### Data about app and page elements
---*---

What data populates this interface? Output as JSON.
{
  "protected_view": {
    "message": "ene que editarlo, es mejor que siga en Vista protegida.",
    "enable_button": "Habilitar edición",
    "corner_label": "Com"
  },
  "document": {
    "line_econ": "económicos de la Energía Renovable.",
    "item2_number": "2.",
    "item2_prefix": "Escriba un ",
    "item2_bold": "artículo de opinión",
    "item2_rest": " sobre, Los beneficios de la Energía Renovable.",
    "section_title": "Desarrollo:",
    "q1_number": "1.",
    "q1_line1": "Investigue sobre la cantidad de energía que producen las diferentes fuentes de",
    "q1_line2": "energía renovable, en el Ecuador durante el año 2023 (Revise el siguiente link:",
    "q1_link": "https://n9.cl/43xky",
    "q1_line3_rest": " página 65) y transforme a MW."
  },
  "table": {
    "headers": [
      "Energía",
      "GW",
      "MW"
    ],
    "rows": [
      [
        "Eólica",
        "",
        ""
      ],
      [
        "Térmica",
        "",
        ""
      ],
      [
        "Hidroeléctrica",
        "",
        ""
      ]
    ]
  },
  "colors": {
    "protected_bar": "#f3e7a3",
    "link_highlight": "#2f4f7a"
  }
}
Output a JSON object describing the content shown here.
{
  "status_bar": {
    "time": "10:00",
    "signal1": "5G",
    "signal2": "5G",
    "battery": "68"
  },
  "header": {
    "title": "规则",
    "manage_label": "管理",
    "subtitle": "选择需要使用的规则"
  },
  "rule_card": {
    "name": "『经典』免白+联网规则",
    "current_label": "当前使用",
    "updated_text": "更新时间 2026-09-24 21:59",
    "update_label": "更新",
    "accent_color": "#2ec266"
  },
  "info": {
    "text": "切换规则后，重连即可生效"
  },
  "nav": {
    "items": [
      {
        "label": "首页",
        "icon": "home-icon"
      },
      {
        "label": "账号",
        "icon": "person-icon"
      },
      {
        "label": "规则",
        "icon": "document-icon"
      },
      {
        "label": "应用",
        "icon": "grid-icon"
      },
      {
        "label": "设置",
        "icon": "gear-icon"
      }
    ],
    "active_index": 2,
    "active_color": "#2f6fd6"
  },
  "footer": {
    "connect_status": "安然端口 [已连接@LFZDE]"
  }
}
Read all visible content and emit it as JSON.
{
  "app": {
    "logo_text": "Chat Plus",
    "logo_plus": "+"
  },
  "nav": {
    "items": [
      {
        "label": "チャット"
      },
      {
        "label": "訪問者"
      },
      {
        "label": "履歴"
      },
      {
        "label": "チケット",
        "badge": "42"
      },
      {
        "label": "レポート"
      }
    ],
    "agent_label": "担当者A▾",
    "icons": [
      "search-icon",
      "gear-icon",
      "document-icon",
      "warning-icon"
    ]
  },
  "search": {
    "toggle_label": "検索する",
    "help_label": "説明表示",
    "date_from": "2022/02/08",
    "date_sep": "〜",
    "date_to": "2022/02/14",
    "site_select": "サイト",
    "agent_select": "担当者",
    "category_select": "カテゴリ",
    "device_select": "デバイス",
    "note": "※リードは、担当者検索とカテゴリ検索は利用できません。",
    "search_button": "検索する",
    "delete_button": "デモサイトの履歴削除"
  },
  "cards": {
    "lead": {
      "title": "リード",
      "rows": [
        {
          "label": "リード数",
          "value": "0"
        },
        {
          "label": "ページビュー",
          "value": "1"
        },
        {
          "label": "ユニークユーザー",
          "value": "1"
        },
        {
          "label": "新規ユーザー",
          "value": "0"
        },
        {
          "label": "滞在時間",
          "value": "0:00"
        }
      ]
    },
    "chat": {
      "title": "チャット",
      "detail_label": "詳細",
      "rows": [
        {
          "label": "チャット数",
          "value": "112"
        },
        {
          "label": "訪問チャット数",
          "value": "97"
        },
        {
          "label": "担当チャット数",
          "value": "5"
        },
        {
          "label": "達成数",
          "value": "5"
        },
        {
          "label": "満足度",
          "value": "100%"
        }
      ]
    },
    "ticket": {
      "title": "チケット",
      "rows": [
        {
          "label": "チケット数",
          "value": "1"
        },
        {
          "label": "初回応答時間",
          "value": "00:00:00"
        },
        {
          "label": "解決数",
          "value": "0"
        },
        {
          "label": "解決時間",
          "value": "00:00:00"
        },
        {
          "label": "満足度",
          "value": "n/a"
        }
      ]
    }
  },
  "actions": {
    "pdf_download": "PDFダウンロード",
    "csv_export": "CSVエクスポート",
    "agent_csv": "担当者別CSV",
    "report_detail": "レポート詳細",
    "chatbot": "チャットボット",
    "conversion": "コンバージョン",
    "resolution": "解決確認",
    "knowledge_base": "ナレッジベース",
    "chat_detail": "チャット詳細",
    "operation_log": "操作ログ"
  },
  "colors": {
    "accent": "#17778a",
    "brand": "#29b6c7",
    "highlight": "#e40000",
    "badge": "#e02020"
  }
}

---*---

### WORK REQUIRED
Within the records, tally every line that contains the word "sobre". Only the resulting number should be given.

### ANSWER SECTION
2